I also understand that there is more of a personal reward for going overseas and building houses for those in need. I’m not against that. Yet, I can’t help but notice how some churches peddle these “missions” for self promotion. You see, if a church has a budget and they use it to fund a small group of people to go overseas for a mission, they get to capitalize on that trip back at home. For them it’s a win win. They stroke a check, and get the pictures to hang on their missions wall back at home. Meanwhile, they don’t have to give an account to anyone as to how those people were taught, or what steps have been taken to make sure they continue to be spiritually fed after the missionaries are gone. I’m not claiming that all American churches have this motive behind their missions, but I am saying that a lot of them approach it through a selfish motivation. Meanwhile, there are missions in their hometown who are deemed less worthy for being American. May the Lord forgive us for such indifference to those whom He has placed right in front of us.
How can I say all of this? Because I am an American missionary? No, that’s not the only reason why I’m convicted to speak up. You see, around five years ago I needed help myself. I was dying from a severe drug addiction, and facing possible prison time. I grew up in the bible belt, yet no one had ever approached me about my sin, or the gospel of grace in Jesus. It wasn’t until I was 21 years old that I heard the true gospel and the Lord changed my heart. Guess what the Lord used to introduce Himself to me? He used an American missionary. I was fed, clothed, and taught the Word because someone in my homeland saw my need and had an answer for it. I’m a living example of what can happen when the church serves the American culture. Thus, we can’t forget about our brothers and sisters who are struggling among us. They’re out there. I promise.

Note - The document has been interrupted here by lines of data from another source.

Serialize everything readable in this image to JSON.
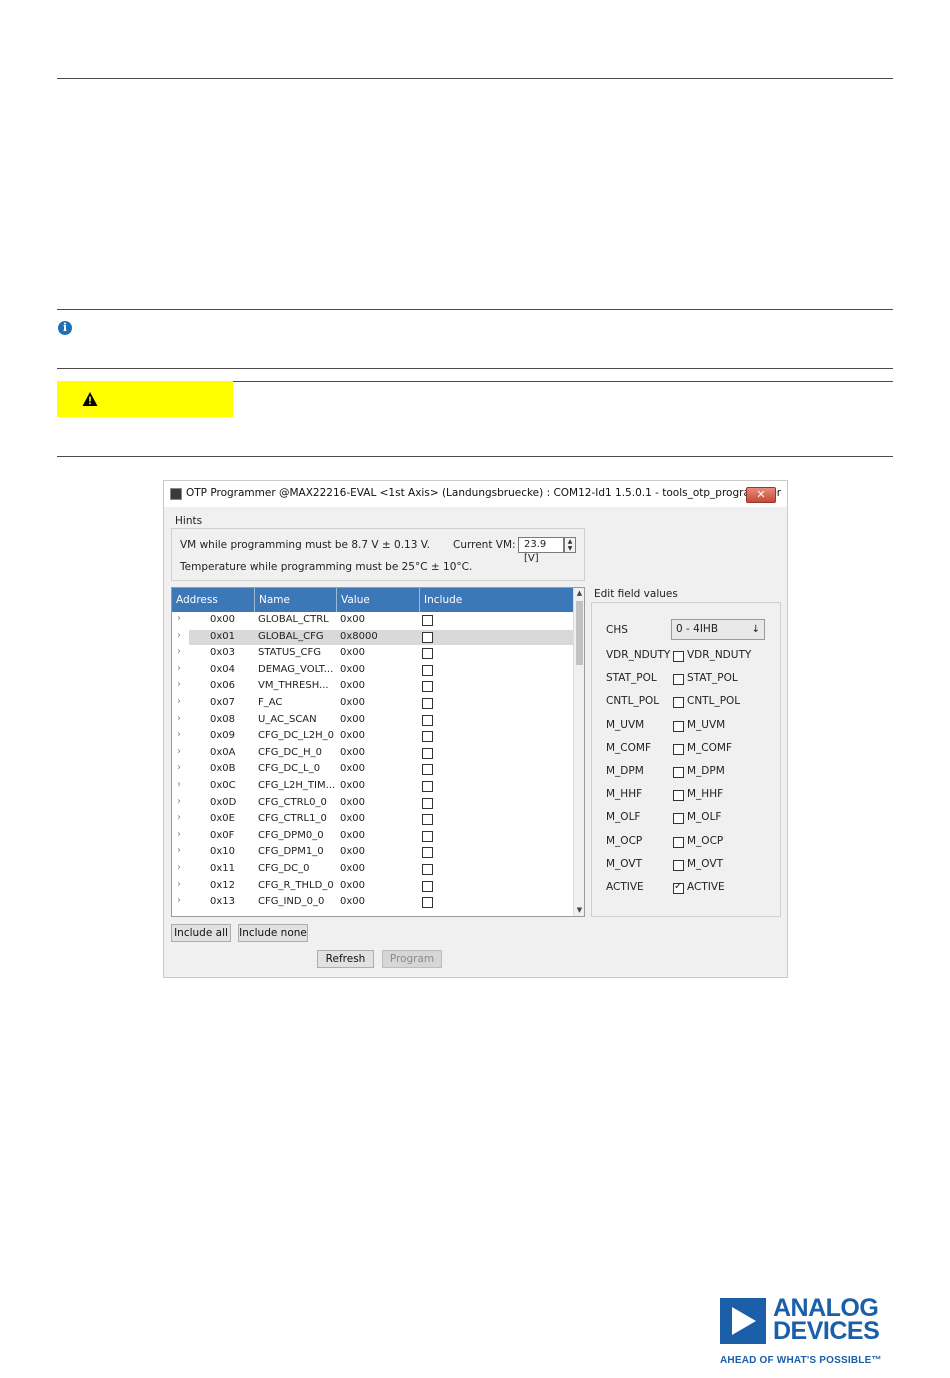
{
  "window": {
    "title": "OTP Programmer @MAX22216-EVAL <1st Axis> (Landungsbruecke) : COM12-Id1 1.5.0.1 - tools_otp_programmer",
    "close_glyph": "✕"
  },
  "hints": {
    "label": "Hints",
    "vm_hint": "VM while programming must be 8.7 V ± 0.13 V.",
    "temp_hint": "Temperature while programming must be 25°C ± 10°C.",
    "current_vm_label": "Current VM:",
    "current_vm_value": "23.9 [V]"
  },
  "table": {
    "columns": [
      "Address",
      "Name",
      "Value",
      "Include"
    ],
    "rows": [
      {
        "address": "0x00",
        "name": "GLOBAL_CTRL",
        "value": "0x00"
      },
      {
        "address": "0x01",
        "name": "GLOBAL_CFG",
        "value": "0x8000"
      },
      {
        "address": "0x03",
        "name": "STATUS_CFG",
        "value": "0x00"
      },
      {
        "address": "0x04",
        "name": "DEMAG_VOLT...",
        "value": "0x00"
      },
      {
        "address": "0x06",
        "name": "VM_THRESH...",
        "value": "0x00"
      },
      {
        "address": "0x07",
        "name": "F_AC",
        "value": "0x00"
      },
      {
        "address": "0x08",
        "name": "U_AC_SCAN",
        "value": "0x00"
      },
      {
        "address": "0x09",
        "name": "CFG_DC_L2H_0",
        "value": "0x00"
      },
      {
        "address": "0x0A",
        "name": "CFG_DC_H_0",
        "value": "0x00"
      },
      {
        "address": "0x0B",
        "name": "CFG_DC_L_0",
        "value": "0x00"
      },
      {
        "address": "0x0C",
        "name": "CFG_L2H_TIM...",
        "value": "0x00"
      },
      {
        "address": "0x0D",
        "name": "CFG_CTRL0_0",
        "value": "0x00"
      },
      {
        "address": "0x0E",
        "name": "CFG_CTRL1_0",
        "value": "0x00"
      },
      {
        "address": "0x0F",
        "name": "CFG_DPM0_0",
        "value": "0x00"
      },
      {
        "address": "0x10",
        "name": "CFG_DPM1_0",
        "value": "0x00"
      },
      {
        "address": "0x11",
        "name": "CFG_DC_0",
        "value": "0x00"
      },
      {
        "address": "0x12",
        "name": "CFG_R_THLD_0",
        "value": "0x00"
      },
      {
        "address": "0x13",
        "name": "CFG_IND_0_0",
        "value": "0x00"
      }
    ],
    "selected_row": "0x01",
    "chevron": "›"
  },
  "buttons": {
    "include_all": "Include all",
    "include_none": "Include none",
    "refresh": "Refresh",
    "program": "Program"
  },
  "edit": {
    "label": "Edit field values",
    "chs_label": "CHS",
    "chs_value": "0 - 4IHB",
    "fields": [
      {
        "label": "VDR_NDUTY",
        "checked": false
      },
      {
        "label": "STAT_POL",
        "checked": false
      },
      {
        "label": "CNTL_POL",
        "checked": false
      },
      {
        "label": "M_UVM",
        "checked": false
      },
      {
        "label": "M_COMF",
        "checked": false
      },
      {
        "label": "M_DPM",
        "checked": false
      },
      {
        "label": "M_HHF",
        "checked": false
      },
      {
        "label": "M_OLF",
        "checked": false
      },
      {
        "label": "M_OCP",
        "checked": false
      },
      {
        "label": "M_OVT",
        "checked": false
      },
      {
        "label": "ACTIVE",
        "checked": true
      }
    ]
  },
  "logo": {
    "line1": "ANALOG",
    "line2": "DEVICES",
    "tagline": "AHEAD OF WHAT'S POSSIBLE™"
  },
  "colors": {
    "table_header": "#3c78b8",
    "caution": "#ffff00",
    "brand": "#1a5fa8"
  }
}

In closing, there are numerous American missionaries who are hard at work everyday to tackle the problems I’ve discussed in this blog. I have seen their efforts and convictions in the face of overwhelming odds. They don’t receive praise for their dirty work. There aren’t any cute photo’s of their service. You won’t see them on the evening news. As a matter of fact, they’re hardly ever heard of….but they’re there….preaching the gospel to those whom the Lord has brought to them. I pray we will reach out them and get involved as well. I hope we will open our eyes to the issues that are plaguing our own homeland. The American church, while doing some amazing things for the people abroad, is falling behind in providing an answer for the sins of its own culture. What can we do to change this?